[EXERCISE]
Of all the lines in the material, tally those containing the string "structure", and report nothing but the total.

----

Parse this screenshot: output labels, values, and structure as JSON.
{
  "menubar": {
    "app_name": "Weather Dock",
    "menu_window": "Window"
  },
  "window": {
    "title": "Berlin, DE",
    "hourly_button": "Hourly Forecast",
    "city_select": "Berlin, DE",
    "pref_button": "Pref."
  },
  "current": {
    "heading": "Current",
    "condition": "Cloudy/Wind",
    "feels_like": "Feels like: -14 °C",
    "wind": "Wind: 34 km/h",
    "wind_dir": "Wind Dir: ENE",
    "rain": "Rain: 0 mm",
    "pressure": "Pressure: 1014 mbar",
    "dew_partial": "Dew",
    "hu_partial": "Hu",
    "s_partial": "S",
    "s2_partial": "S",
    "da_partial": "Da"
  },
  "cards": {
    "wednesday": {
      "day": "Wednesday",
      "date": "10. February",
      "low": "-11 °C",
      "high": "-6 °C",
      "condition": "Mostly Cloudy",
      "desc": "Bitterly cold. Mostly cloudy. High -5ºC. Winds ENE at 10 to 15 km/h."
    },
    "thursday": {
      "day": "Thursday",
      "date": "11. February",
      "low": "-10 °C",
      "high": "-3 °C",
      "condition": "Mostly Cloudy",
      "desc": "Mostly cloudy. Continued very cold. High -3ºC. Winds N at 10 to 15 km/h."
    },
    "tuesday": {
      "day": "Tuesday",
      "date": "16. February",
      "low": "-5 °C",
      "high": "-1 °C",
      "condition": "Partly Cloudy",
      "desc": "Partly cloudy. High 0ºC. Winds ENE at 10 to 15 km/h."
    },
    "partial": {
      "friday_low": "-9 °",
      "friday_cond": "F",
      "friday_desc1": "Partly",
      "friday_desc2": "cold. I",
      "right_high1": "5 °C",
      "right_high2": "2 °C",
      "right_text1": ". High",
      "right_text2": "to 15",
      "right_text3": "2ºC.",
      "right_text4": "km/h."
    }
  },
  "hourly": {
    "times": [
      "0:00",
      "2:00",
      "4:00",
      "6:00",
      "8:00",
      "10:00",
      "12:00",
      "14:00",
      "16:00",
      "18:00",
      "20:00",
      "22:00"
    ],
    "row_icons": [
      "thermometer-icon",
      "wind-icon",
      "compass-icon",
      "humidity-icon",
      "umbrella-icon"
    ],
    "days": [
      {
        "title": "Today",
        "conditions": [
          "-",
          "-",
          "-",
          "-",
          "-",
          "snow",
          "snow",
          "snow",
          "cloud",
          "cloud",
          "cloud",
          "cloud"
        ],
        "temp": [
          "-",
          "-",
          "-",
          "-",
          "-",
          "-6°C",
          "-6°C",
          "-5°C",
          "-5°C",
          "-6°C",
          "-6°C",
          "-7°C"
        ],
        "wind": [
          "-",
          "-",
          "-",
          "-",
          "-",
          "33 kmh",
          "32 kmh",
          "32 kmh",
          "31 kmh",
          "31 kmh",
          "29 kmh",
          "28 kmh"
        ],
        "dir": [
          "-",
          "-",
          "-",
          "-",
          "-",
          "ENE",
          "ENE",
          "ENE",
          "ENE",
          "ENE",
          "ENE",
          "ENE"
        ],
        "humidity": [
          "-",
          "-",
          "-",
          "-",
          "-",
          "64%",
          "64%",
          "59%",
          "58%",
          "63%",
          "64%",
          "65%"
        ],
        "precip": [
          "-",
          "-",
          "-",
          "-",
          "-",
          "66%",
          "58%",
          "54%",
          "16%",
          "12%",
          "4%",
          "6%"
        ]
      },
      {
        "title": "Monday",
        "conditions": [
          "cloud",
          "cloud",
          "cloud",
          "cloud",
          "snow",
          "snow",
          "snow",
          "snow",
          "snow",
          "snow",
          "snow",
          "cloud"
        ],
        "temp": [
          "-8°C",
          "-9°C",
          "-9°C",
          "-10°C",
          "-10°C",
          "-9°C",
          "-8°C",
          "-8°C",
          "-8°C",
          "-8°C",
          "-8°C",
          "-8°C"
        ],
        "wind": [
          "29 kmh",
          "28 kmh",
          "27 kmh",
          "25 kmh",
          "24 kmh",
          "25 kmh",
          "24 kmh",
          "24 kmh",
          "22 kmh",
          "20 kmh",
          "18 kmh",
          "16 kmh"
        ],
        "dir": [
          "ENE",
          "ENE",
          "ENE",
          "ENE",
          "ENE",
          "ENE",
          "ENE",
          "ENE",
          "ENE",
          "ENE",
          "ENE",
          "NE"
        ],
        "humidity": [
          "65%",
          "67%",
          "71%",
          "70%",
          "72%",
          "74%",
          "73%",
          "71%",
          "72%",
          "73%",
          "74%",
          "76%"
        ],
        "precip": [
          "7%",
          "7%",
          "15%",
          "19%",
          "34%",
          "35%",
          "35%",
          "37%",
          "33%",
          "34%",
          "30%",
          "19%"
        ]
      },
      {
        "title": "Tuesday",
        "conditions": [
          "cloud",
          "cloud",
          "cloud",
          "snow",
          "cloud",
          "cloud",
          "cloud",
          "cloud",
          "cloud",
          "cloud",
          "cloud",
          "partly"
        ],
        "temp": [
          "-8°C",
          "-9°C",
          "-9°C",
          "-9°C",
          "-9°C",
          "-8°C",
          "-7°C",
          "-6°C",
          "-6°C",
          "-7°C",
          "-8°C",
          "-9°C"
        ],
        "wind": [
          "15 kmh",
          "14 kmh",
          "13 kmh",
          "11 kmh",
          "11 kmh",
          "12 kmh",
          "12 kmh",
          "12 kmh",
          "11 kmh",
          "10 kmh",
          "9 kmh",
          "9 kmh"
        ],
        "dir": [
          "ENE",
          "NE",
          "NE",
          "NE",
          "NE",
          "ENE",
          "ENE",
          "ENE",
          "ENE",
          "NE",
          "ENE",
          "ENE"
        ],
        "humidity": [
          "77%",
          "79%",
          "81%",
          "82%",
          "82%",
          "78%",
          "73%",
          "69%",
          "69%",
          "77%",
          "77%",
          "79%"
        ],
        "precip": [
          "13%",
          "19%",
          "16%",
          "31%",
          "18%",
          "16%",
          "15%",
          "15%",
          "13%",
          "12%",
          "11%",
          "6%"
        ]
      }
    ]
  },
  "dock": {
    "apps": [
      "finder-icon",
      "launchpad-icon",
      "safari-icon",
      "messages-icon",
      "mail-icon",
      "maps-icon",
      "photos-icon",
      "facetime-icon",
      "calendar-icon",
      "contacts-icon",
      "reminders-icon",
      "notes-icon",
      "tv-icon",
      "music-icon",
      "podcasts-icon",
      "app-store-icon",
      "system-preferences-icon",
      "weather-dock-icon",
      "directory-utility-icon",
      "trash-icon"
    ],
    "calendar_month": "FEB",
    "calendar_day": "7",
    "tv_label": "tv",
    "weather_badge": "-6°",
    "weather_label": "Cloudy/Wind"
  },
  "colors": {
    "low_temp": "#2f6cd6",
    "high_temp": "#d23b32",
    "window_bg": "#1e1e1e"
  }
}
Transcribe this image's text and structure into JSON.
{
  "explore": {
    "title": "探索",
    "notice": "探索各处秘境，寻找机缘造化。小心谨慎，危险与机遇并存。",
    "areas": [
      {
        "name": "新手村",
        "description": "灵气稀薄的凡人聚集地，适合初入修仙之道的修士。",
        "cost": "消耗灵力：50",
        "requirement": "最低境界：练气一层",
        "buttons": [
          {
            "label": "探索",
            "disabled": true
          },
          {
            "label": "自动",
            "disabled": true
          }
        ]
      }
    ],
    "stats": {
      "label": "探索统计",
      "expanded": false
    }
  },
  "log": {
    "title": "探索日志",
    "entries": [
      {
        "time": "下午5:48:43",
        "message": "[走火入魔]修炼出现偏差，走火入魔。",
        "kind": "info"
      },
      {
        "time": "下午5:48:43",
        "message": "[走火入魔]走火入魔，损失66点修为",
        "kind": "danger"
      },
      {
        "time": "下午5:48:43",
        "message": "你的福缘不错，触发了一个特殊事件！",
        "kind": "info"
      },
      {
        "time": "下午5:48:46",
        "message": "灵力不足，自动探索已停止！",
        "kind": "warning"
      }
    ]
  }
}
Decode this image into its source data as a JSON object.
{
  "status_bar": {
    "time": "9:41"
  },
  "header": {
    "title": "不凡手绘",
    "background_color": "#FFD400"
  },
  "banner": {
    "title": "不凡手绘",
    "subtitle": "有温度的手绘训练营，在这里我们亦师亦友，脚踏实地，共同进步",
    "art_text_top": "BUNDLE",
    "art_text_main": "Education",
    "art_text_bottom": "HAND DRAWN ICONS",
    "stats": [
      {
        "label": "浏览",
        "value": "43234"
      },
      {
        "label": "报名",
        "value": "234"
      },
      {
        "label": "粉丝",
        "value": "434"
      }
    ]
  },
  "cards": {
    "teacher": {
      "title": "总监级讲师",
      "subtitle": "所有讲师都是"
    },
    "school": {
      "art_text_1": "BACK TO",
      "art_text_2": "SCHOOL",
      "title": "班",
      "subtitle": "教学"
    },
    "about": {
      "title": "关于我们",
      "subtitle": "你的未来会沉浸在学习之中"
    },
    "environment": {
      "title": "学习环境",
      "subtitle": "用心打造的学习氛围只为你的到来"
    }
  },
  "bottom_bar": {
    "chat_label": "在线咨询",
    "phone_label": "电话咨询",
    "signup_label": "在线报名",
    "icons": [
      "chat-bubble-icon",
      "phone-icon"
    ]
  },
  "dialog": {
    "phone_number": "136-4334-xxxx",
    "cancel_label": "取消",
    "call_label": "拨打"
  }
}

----

[TASK RESULT]
2